I also included images of African royalty as often they were also taken to be slaves. The history lost is unfathomble.

This work is an extension of my Blackground project.

Blackground – A Discovery Of Identity

True story, when I was at school I used to say that I was half-caste (not the politically correct term these days). I’m not, but people believed me. I thought that if I could be half white then I would be accepted in my predominantly white school. It worked to a certain extent and I was. I think that should tell you something. Even black people didn’t believe I was black. Admittedly I am quite light skinned but that’s just genetics for you.

Thinking about this body of work began when Isaac my son was born. It was important to us that he had both of our surnames. I’d always known that my surname had a dark past but somehow it didn’t really register. I even knew that on the island of St Kitts where my parents are from the phone book is half full of people who have the surname James. 

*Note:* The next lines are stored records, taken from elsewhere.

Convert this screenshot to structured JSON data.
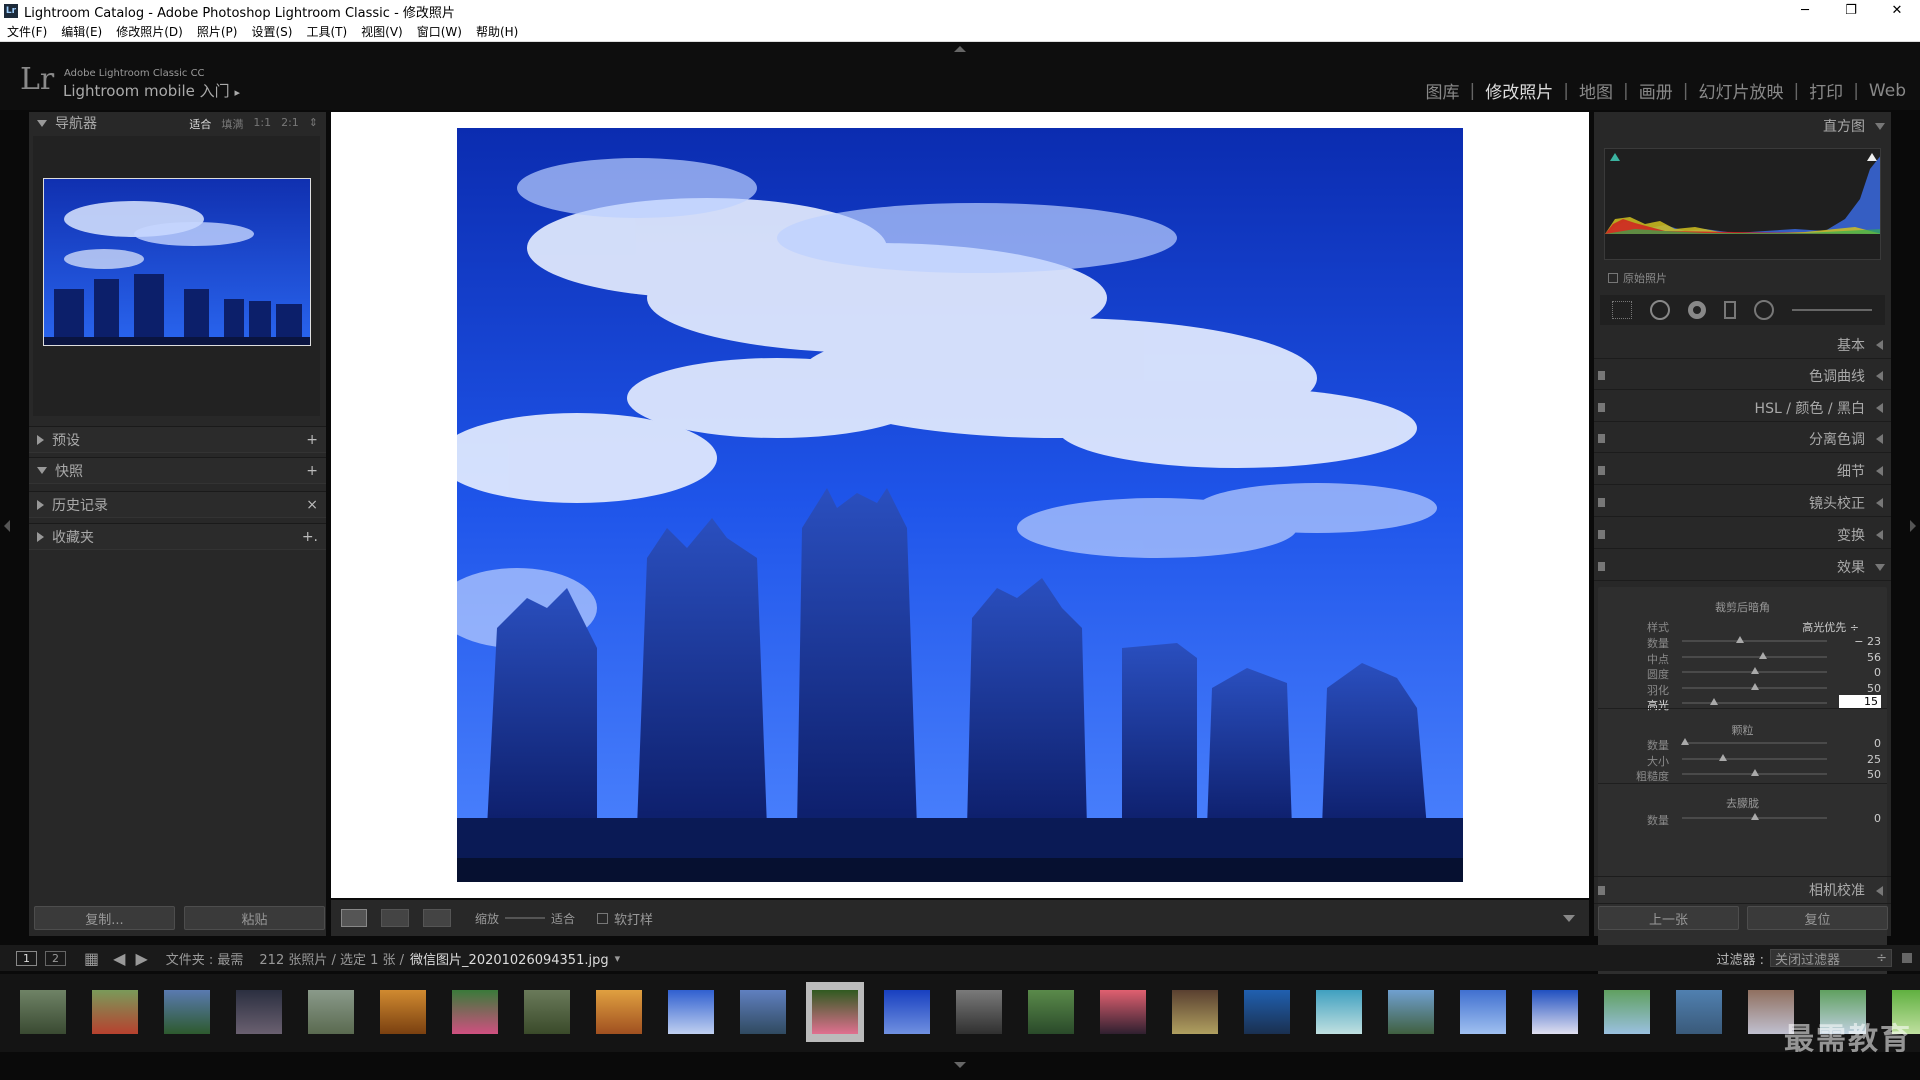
{
  "window": {
    "title": "Lightroom Catalog - Adobe Photoshop Lightroom Classic - 修改照片",
    "icon": "Lr"
  },
  "window_controls": {
    "minimize": "─",
    "restore": "❐",
    "close": "✕"
  },
  "menu": [
    "文件(F)",
    "编辑(E)",
    "修改照片(D)",
    "照片(P)",
    "设置(S)",
    "工具(T)",
    "视图(V)",
    "窗口(W)",
    "帮助(H)"
  ],
  "identity": {
    "logo": "Lr",
    "product": "Adobe Lightroom Classic CC",
    "mobile": "Lightroom mobile 入门",
    "arrow": "▸"
  },
  "modules": [
    {
      "label": "图库",
      "active": false
    },
    {
      "label": "修改照片",
      "active": true
    },
    {
      "label": "地图",
      "active": false
    },
    {
      "label": "画册",
      "active": false
    },
    {
      "label": "幻灯片放映",
      "active": false
    },
    {
      "label": "打印",
      "active": false
    },
    {
      "label": "Web",
      "active": false
    }
  ],
  "left": {
    "navigator": {
      "title": "导航器",
      "zoom": [
        "适合",
        "填满",
        "1:1",
        "2:1"
      ],
      "zoom_selected": "适合",
      "zoom_arrow": "⇕"
    },
    "sections": [
      {
        "label": "预设",
        "action": "+",
        "expanded": false
      },
      {
        "label": "快照",
        "action": "+",
        "expanded": true
      },
      {
        "label": "历史记录",
        "action": "×",
        "expanded": false
      },
      {
        "label": "收藏夹",
        "action": "+.",
        "expanded": false
      }
    ],
    "copy_button": "复制...",
    "paste_button": "粘贴"
  },
  "right": {
    "histogram_title": "直方图",
    "original_photo_label": "原始照片",
    "sections": [
      {
        "label": "基本"
      },
      {
        "label": "色调曲线"
      },
      {
        "label": "HSL / 颜色 / 黑白"
      },
      {
        "label": "分离色调"
      },
      {
        "label": "细节"
      },
      {
        "label": "镜头校正"
      },
      {
        "label": "变换"
      },
      {
        "label": "效果"
      }
    ],
    "vignette": {
      "title": "裁剪后暗角",
      "style_label": "样式",
      "style_value": "高光优先 ÷",
      "sliders": [
        {
          "label": "数量",
          "value": "− 23",
          "pos": 0.4
        },
        {
          "label": "中点",
          "value": "56",
          "pos": 0.56
        },
        {
          "label": "圆度",
          "value": "0",
          "pos": 0.5
        },
        {
          "label": "羽化",
          "value": "50",
          "pos": 0.5
        },
        {
          "label": "高光",
          "value": "15",
          "pos": 0.22
        }
      ]
    },
    "grain": {
      "title": "颗粒",
      "sliders": [
        {
          "label": "数量",
          "value": "0",
          "pos": 0.02
        },
        {
          "label": "大小",
          "value": "25",
          "pos": 0.28
        },
        {
          "label": "粗糙度",
          "value": "50",
          "pos": 0.5
        }
      ]
    },
    "dehaze": {
      "title": "去朦胧",
      "sliders": [
        {
          "label": "数量",
          "value": "0",
          "pos": 0.5
        }
      ]
    },
    "camera_calibration": "相机校准",
    "prev_button": "上一张",
    "reset_button": "复位"
  },
  "toolbar": {
    "zoom_label": "缩放",
    "fit_label": "适合",
    "softproof_label": "软打样"
  },
  "filmstrip_bar": {
    "view1": "1",
    "view2": "2",
    "source": "文件夹 : 最需",
    "count": "212 张照片 / 选定 1 张 /",
    "filename": "微信图片_20201026094351.jpg",
    "filename_arrow": "▾",
    "filter_label": "过滤器 :",
    "filter_value": "关闭过滤器",
    "filter_arrow": "÷"
  },
  "filmstrip": {
    "selected_index": 11,
    "thumbs": [
      {
        "c1": "#6f8366",
        "c2": "#3a4a32"
      },
      {
        "c1": "#7a9a5a",
        "c2": "#b7412f"
      },
      {
        "c1": "#5a7ab0",
        "c2": "#2e5a2e"
      },
      {
        "c1": "#2b2f40",
        "c2": "#6a6070"
      },
      {
        "c1": "#8a9a8a",
        "c2": "#5a6a50"
      },
      {
        "c1": "#d08a30",
        "c2": "#7a4010"
      },
      {
        "c1": "#3a7a3a",
        "c2": "#d05080"
      },
      {
        "c1": "#6a7a5a",
        "c2": "#3a4a2a"
      },
      {
        "c1": "#e0a040",
        "c2": "#a05020"
      },
      {
        "c1": "#3060d0",
        "c2": "#c0d0f0"
      },
      {
        "c1": "#6080c0",
        "c2": "#304a60"
      },
      {
        "c1": "#305a20",
        "c2": "#e07090"
      },
      {
        "c1": "#1840c0",
        "c2": "#7090e0"
      },
      {
        "c1": "#7a7a7a",
        "c2": "#303030"
      },
      {
        "c1": "#5a8a4a",
        "c2": "#2a4a2a"
      },
      {
        "c1": "#e06070",
        "c2": "#302030"
      },
      {
        "c1": "#5a4030",
        "c2": "#b0a060"
      },
      {
        "c1": "#2060b0",
        "c2": "#1a3050"
      },
      {
        "c1": "#40a0c0",
        "c2": "#c0e0e0"
      },
      {
        "c1": "#70a0d0",
        "c2": "#406040"
      },
      {
        "c1": "#4070d0",
        "c2": "#a0c0f0"
      },
      {
        "c1": "#2050c0",
        "c2": "#e0e0f0"
      },
      {
        "c1": "#60a060",
        "c2": "#9ac0e0"
      },
      {
        "c1": "#5080b0",
        "c2": "#3a5a7a"
      },
      {
        "c1": "#907060",
        "c2": "#c0c0d0"
      },
      {
        "c1": "#60a060",
        "c2": "#c0d0e0"
      },
      {
        "c1": "#60b040",
        "c2": "#c0e0a0"
      }
    ]
  },
  "watermark": "最需教育",
  "colors": {
    "accent_sky": "#1c4fe0",
    "panel": "#282828",
    "bg": "#0a0a0a"
  }
}
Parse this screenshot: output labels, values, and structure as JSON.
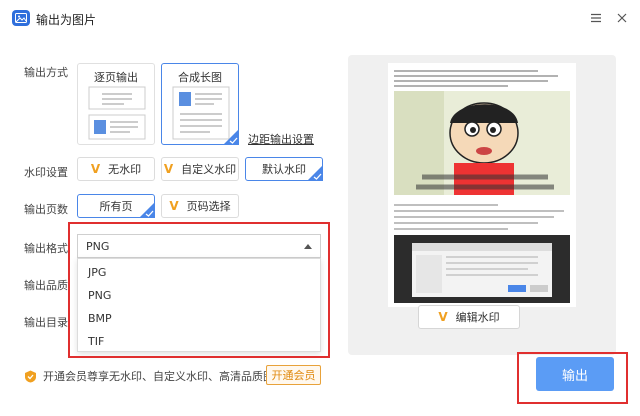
{
  "window": {
    "title": "输出为图片"
  },
  "labels": {
    "output_mode": "输出方式",
    "watermark": "水印设置",
    "pages": "输出页数",
    "format": "输出格式",
    "quality": "输出品质",
    "directory": "输出目录"
  },
  "output_mode": {
    "options": [
      "逐页输出",
      "合成长图"
    ],
    "selected": "合成长图",
    "margin_link": "边距输出设置"
  },
  "watermark": {
    "options": [
      "无水印",
      "自定义水印",
      "默认水印"
    ],
    "selected": "默认水印"
  },
  "pages": {
    "options": [
      "所有页",
      "页码选择"
    ],
    "selected": "所有页"
  },
  "format": {
    "selected": "PNG",
    "options": [
      "JPG",
      "PNG",
      "BMP",
      "TIF"
    ]
  },
  "vip": {
    "text": "开通会员尊享无水印、自定义水印、高清品质图片",
    "button": "开通会员"
  },
  "preview": {
    "edit_watermark": "编辑水印"
  },
  "export": {
    "label": "输出"
  },
  "colors": {
    "accent": "#4a86e8",
    "export_button": "#5b9cf5",
    "highlight": "#e02f2f",
    "vip": "#e8a23a"
  }
}
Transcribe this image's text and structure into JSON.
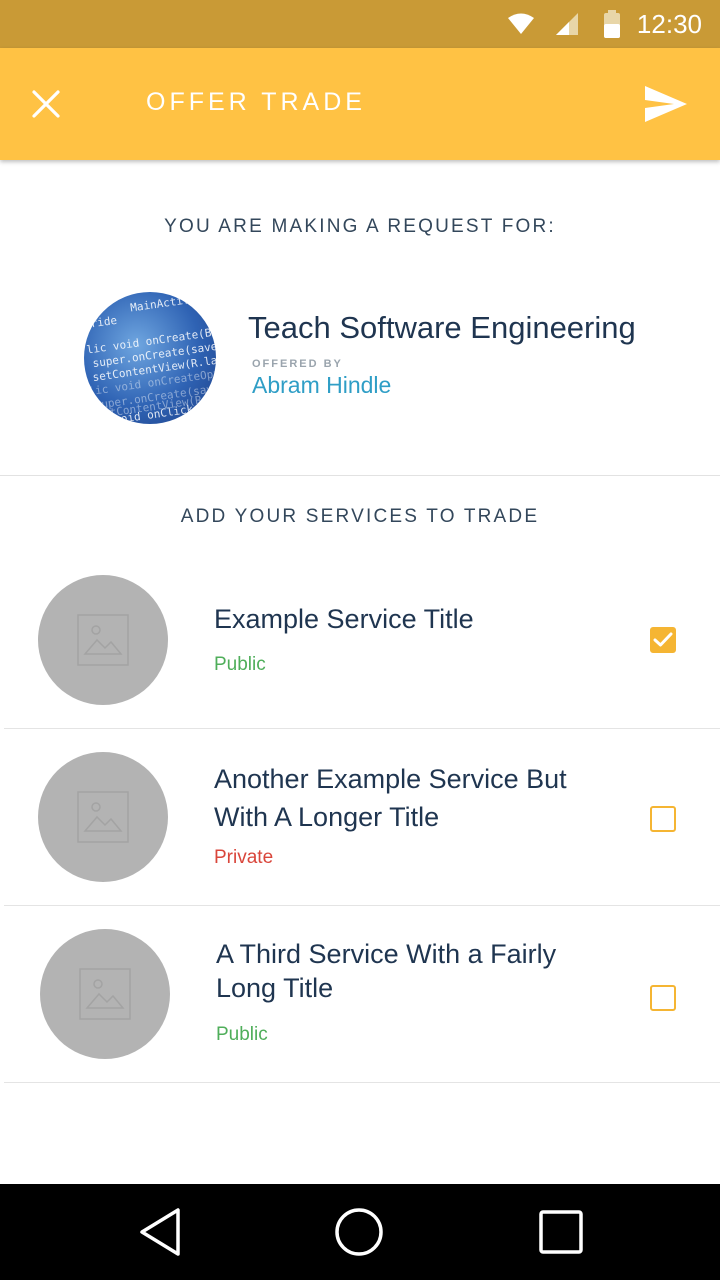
{
  "status_bar": {
    "time": "12:30",
    "icons": [
      "wifi-icon",
      "cell-signal-icon",
      "battery-icon"
    ],
    "color": "#c99a36"
  },
  "app_bar": {
    "title": "OFFER TRADE",
    "close_icon": "close-icon",
    "send_icon": "send-icon",
    "color": "#ffc244"
  },
  "request": {
    "heading": "YOU ARE MAKING A REQUEST FOR:",
    "service_title": "Teach Software Engineering",
    "offered_by_label": "OFFERED BY",
    "offered_by_name": "Abram Hindle",
    "image_lines": [
      "MainActivity",
      "rride",
      "lic void onCreate(Bun",
      "super.onCreate(saved",
      "setContentView(R.lay",
      "lic void onCreateOpt",
      "super.onCreate(savedInst",
      "setContentView(R.layou",
      "void onClick"
    ]
  },
  "services": {
    "heading": "ADD YOUR SERVICES TO TRADE",
    "items": [
      {
        "title": "Example Service Title",
        "visibility": "Public",
        "checked": true
      },
      {
        "title": "Another Example Service But With A Longer Title",
        "visibility": "Private",
        "checked": false
      },
      {
        "title": "A Third Service With a Fairly Long Title",
        "visibility": "Public",
        "checked": false
      }
    ]
  },
  "nav_bar": {
    "icons": [
      "back-icon",
      "home-icon",
      "recents-icon"
    ]
  },
  "colors": {
    "accent": "#f5b533",
    "public": "#4fae5a",
    "private": "#d9463b",
    "link": "#2f9ec6"
  }
}
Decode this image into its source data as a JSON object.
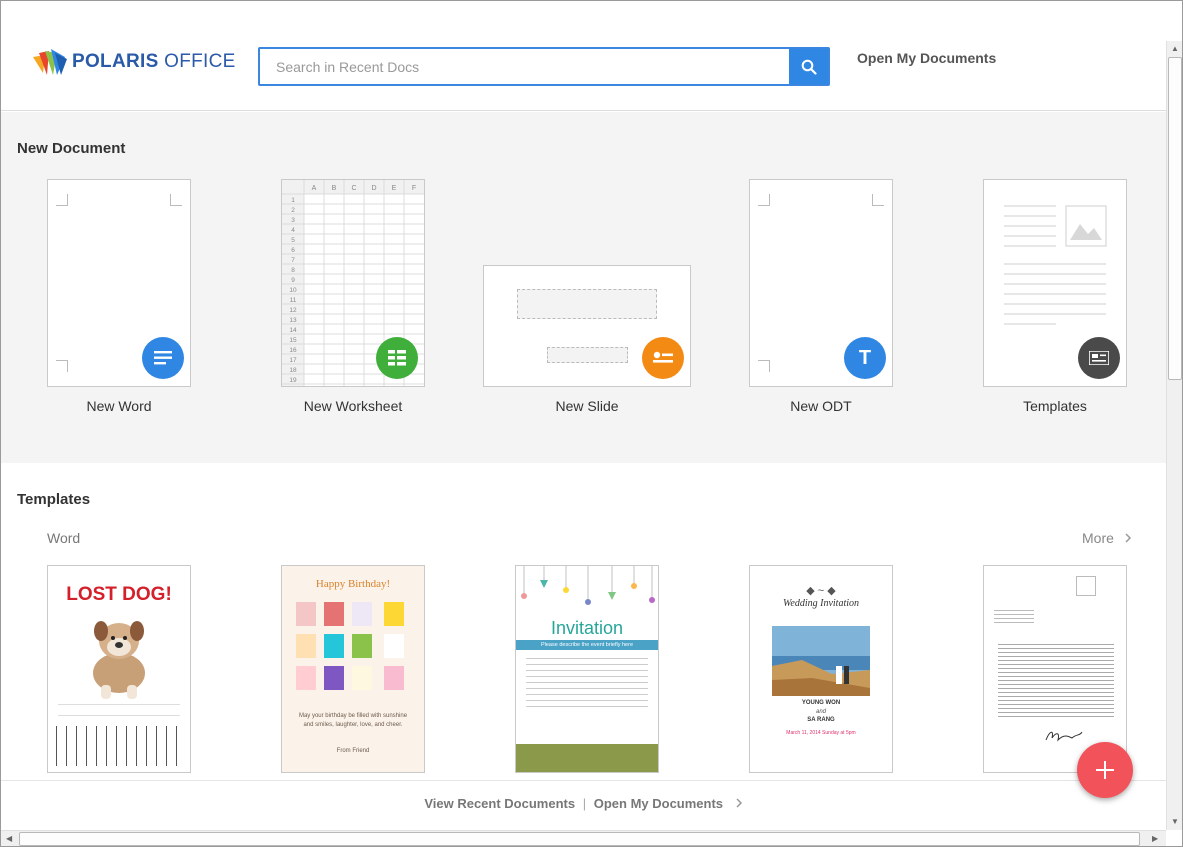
{
  "app": {
    "brand_bold": "POLARIS",
    "brand_light": " OFFICE"
  },
  "search": {
    "placeholder": "Search in Recent Docs"
  },
  "header": {
    "open_my_documents": "Open My Documents"
  },
  "new_document": {
    "title": "New Document",
    "items": [
      {
        "label": "New Word",
        "icon": "lines-icon",
        "color": "#2f87e3"
      },
      {
        "label": "New Worksheet",
        "icon": "grid-icon",
        "color": "#3fae3a"
      },
      {
        "label": "New Slide",
        "icon": "slide-icon",
        "color": "#f28a14"
      },
      {
        "label": "New ODT",
        "icon": "letter-t-icon",
        "color": "#2f87e3"
      },
      {
        "label": "Templates",
        "icon": "template-icon",
        "color": "#4a4a4a"
      }
    ],
    "sheet_columns": [
      "A",
      "B",
      "C",
      "D",
      "E",
      "F"
    ],
    "sheet_rows": [
      "1",
      "2",
      "3",
      "4",
      "5",
      "6",
      "7",
      "8",
      "9",
      "10",
      "11",
      "12",
      "13",
      "14",
      "15",
      "16",
      "17",
      "18",
      "19"
    ],
    "odt_letter": "T"
  },
  "templates": {
    "title": "Templates",
    "category": "Word",
    "more": "More",
    "lost_dog": {
      "heading": "LOST DOG!"
    },
    "birthday": {
      "heading": "Happy Birthday!",
      "body": "May your birthday be filled with sunshine and smiles, laughter, love, and cheer.",
      "from": "From Friend"
    },
    "invitation": {
      "heading": "Invitation",
      "subheading": "Please describe the event briefly here"
    },
    "wedding": {
      "heading": "Wedding Invitation",
      "names_1": "YOUNG WON",
      "names_and": "and",
      "names_2": "SA RANG",
      "date": "March 11, 2014 Sunday at 5pm"
    }
  },
  "footer": {
    "recent": "View Recent Documents",
    "separator": "|",
    "open": "Open My Documents"
  },
  "colors": {
    "accent": "#2f87e3",
    "fab": "#f2525a"
  }
}
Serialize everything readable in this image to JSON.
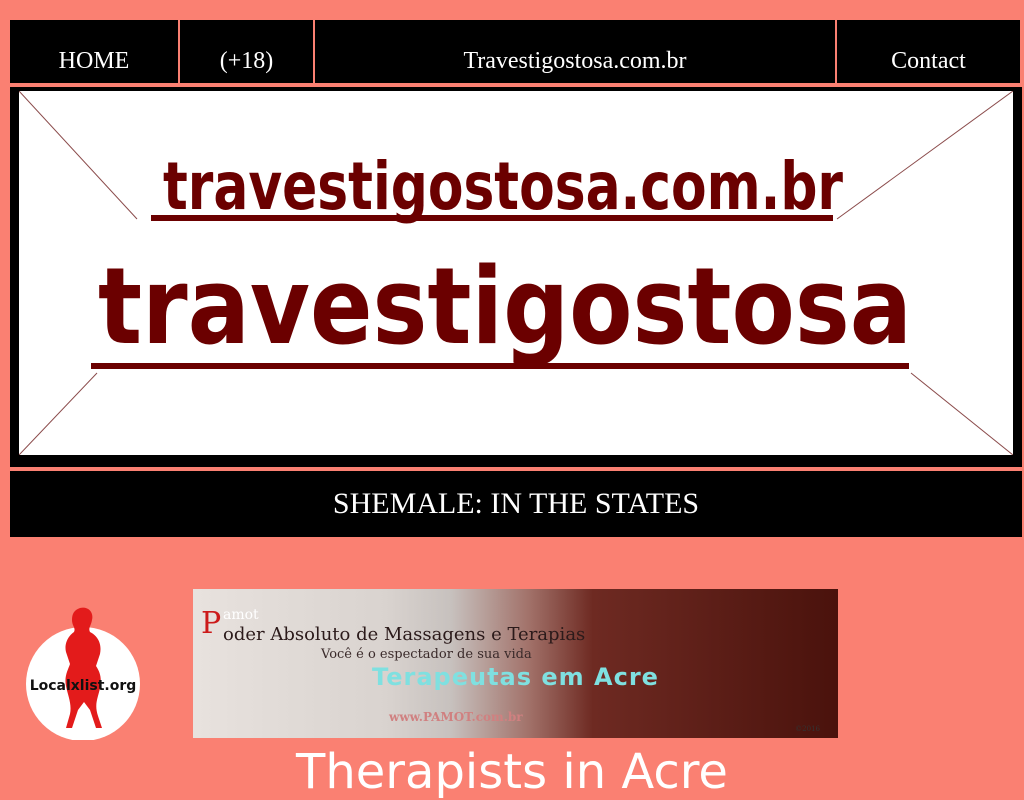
{
  "nav": {
    "items": [
      "HOME",
      "(+18)",
      "Travestigostosa.com.br",
      "Contact"
    ]
  },
  "banner": {
    "line1": "travestigostosa.com.br",
    "line2": "travestigostosa"
  },
  "title_bar": "SHEMALE: IN THE STATES",
  "badge": {
    "label": "Localxlist.org"
  },
  "ad": {
    "p_letter": "P",
    "amot": "amot",
    "line1": "oder Absoluto de Massagens e Terapias",
    "line2": "Você é o espectador de sua vida",
    "headline": "Terapeutas em Acre",
    "url": "www.PAMOT.com.br",
    "year": "©2016"
  },
  "heading": "Therapists in Acre",
  "colors": {
    "background": "#fa8072",
    "bar": "#000000",
    "logo": "#6b0000",
    "badge_red": "#e31b1b"
  }
}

I scratched the surface last year when I produced a triptych called ‘Life Archipelago’ an autobiographical piece that started to look back at my own history but it only went as far as my grandparents.

When I first put pencil to paper I was too raw. I had too much to say and not having a clear idea about how I wanted to say it. It was like having all channels trying to play at equal volume at the same time. This was as a result of reading books and a series of articles about race, St Kitts and its history. I should add talking to my dad. Our family history has been a closed subject, my grandmother refused to ever discuss it. This meant that we only ever knew what we actually lived if that makes sense. What happened before was not up for discussion. When my late aunt attempted a family tree many years ago it caused such huge problems that it was quickly forgotten and never spoken of again.

That being said having all this new found knowledge resulted in an outpouring of all the ideas being merged together almost. It was then that I realised that in order to make something remotely coherent it would mean slowing down to a certain extent. The fervour has had a benefit though it allows me to think more abstractly about the work.

Some of the symbols that recur throughout are from my own personal visual dictionary if you like, the others are from Nigeria and the African continent. There are also a few that were found on St Kitts left by the indigenous tribes that predate slavery on the island.

The work has become all encompassing, as there are so many things that are linked together. It’s when you look back that you start to remember things that you had almost completely forgotten. Obviously when you look further back you discover things that you never knew. It has also led me to ask a lot more questions. The work I have produced is part autobiographical, historical, documentary, exploratory and my own feelings about a variety of issues surrounding race.

It is by no means at an end as there are gaps that need to be filled; I need to spend some time reflecting on how I want to develop it. I want my children to be proud of their African heritage as well as their Anglo/Irish. I also want them to understand it and that knowledge is power.

If you got this far then well done.

Our Journey to 5

How do you draw the thing that changed your life forever?

It took me a few years to think about exactly how I was going to do it. I didn’t want to simply draw pictures of my children, I wanted to dig a bit deeper than that. Explore the emotions we felt, the highs and the lows.

There may not be many instantly recognisable images but they do reflect our journey.

I deliberately chose to work in HB pencil as I wanted to use a simple medium to capture something incredibly complex.

Each drawing represents a stage of the process, including the before and after. I hope that these drawings will resonate with anyone who has had a similar experience and that they also stand on their own as beautiful drawings.